Bush classifies $200 million cybersecurity program, redacts questions about contractors
Redacts answers to Congress' questions about contractors
As Americans focus on the Olympics and the 2008 presidential campaign, the Bush Administration is finalizing plans to establish yet another massive surveillance program -- and has classified almost every single detail.
The Comprehensive National Cyber Security Initiative, established by National Security Presidential Directive 54 and Homeland Security Presidential Directive 23 in January, is intended to improve the government's ability to defend against cybersecurity attacks.
But the Bush Administration has refused to release details on the program's budget, how contracts will be administered, or what contractors might be involved. A whopping $115 million was allocated for the program this year, without any disclosure of progress or accomplishment.
Earlier this week, the Senate Homeland Security Committee released vague details about the program, after receiving some documentation from the Administration following a hearing in March. But the Administration's response redacted information regarding the contractors involved -- despite a history of giving away massive no-bid Iraq reconstruction contractors to companies such as Halliburton, Vice President Cheney's former firm.
“The response includes information on the National Cyber Security Center, how privacy will be protected under the CNCI, how success of the initiative will be measured, and how the Department views the private sector’s role in the initiative,” wrote the committee's Sen. Joe Lieberman (I-CT) and Sen. Susan Collins (R-ME). “The Department chose to redact information relating to contracting at the National Cyber Security Division. The senators have asked DHS explain their reasons for the redactions.”
Among the redacted questions: "Why was the determination made that the contract will be for a 10-month period?" and "How will the DHS provide appropriate oversight to ensure that the contractors support efforts do not intrude on inherently governmental functions?"
According to CNET's Stephanie Condon, the Administration won't even related how the program's "mission relates to Internet surveillance."
In one of the few details actually known about the program, Homeland Security Secretary Michael Chertoff announced that it would be led by Internet entrepreneur Rod Beckström in March. According to The Washington Post, however, Beckström is not a cybersecurity expert.

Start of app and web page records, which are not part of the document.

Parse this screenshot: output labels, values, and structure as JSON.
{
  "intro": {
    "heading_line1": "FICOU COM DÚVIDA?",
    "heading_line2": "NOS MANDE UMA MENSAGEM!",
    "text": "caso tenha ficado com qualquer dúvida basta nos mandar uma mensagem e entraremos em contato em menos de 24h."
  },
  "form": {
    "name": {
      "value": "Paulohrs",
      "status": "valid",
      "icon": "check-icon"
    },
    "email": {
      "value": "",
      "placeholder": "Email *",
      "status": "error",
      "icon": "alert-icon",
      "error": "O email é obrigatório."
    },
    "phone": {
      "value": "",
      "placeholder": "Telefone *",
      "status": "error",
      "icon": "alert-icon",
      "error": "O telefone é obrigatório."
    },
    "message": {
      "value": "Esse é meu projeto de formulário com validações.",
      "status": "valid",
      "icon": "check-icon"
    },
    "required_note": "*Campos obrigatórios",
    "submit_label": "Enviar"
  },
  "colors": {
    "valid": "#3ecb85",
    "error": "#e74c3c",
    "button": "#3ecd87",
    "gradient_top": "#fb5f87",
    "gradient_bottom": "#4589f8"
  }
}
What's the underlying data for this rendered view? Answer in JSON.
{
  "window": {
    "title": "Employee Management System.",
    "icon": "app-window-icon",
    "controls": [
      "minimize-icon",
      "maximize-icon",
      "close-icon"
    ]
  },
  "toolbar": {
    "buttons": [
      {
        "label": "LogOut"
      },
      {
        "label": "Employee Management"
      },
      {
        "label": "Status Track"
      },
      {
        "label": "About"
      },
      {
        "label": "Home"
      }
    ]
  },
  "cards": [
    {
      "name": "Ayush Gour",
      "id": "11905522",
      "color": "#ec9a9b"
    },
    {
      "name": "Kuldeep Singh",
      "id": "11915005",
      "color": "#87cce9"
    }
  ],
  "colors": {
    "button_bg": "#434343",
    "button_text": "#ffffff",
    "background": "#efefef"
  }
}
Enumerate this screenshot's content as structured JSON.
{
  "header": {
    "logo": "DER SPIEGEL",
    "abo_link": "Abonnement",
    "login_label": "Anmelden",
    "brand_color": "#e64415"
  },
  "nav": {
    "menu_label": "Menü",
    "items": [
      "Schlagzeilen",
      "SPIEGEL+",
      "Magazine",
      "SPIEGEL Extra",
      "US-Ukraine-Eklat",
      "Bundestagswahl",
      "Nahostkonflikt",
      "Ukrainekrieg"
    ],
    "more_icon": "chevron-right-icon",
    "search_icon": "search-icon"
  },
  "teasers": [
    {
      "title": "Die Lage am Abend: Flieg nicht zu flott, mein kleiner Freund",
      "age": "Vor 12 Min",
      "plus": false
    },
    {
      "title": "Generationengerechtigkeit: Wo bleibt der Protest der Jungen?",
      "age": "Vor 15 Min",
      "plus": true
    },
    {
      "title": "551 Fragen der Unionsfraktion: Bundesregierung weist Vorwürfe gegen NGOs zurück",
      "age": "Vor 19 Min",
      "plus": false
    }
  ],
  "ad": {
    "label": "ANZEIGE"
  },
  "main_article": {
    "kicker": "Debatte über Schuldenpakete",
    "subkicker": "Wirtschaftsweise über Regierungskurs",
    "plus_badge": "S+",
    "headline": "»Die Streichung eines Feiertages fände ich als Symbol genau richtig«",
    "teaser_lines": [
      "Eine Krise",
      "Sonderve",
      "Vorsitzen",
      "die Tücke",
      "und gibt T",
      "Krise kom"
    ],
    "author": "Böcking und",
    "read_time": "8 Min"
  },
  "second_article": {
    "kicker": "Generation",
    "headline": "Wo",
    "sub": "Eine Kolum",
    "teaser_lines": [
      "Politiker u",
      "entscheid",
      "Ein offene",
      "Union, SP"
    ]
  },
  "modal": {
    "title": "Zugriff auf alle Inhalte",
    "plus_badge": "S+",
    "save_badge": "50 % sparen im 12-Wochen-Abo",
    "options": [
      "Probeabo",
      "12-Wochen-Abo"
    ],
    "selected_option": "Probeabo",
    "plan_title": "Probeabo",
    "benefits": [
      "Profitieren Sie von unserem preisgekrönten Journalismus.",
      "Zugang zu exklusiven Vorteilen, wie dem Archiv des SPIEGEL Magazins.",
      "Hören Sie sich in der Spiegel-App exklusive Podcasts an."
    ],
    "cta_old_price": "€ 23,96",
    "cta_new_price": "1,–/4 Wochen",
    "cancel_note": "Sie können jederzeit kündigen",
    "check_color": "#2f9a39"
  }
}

His background is in open source wikis and in risk management software.
The announcement was dubbed a faux pas by Sen. Collins, who said in a letter that she was under the impression that the entire National Cyber Security Center was classified.
"Prior to this announcement, committee staff had been instructed that the existence of the NCSC was itself classified," Collins wrote.
"Their letter to DHS in May asked for a detailed account of the department's role in the Comprehensive National Cyber Security Initiative, noting a lack of information from the department, in spite of the fact that the administration had claimed that cybersecurity was one of Chertoff's 'top four priorities for '08,'" Condon notes.
Chertoff has requested $83 million for the center for 2009 on top of the $115 awarded for 2008, pushing the entire budget for cybersecurity over $200 million.
Even the Wall Street Journal, generally a fan of privatized government, has questioned the program.
"Rod Beckstrom, the director of the national cyber security center in DHS, continued the pattern [of providing few details] during his keynote at the Black Hat security conference Thursday in Las Vegas," the Journal's Ben Worthen wrote Thursday. "Instead of getting into specifics–both examples of real threats and what the government is trying to do about it–he mainly talked in general terms about how businesses need to understand better the economics of security and the need to improve collaboration between people and governments throughout the world. He also talked at length about Abraham Lincoln and George Washington, and how those two would have approached tech security."
"Beckstrom started in March, so he’s still pretty new. Plus, this administration has gone through cyber chiefs like Spinal Tap goes through drummers," Worthen added. "So we should cut him a little slack. Still, we couldn’t help but feel disappointed by what we consider another missed opportunity."
According to reports, the cybersecurity initiative is aimed at securing the government's cybernetworks across multiple federal agencies.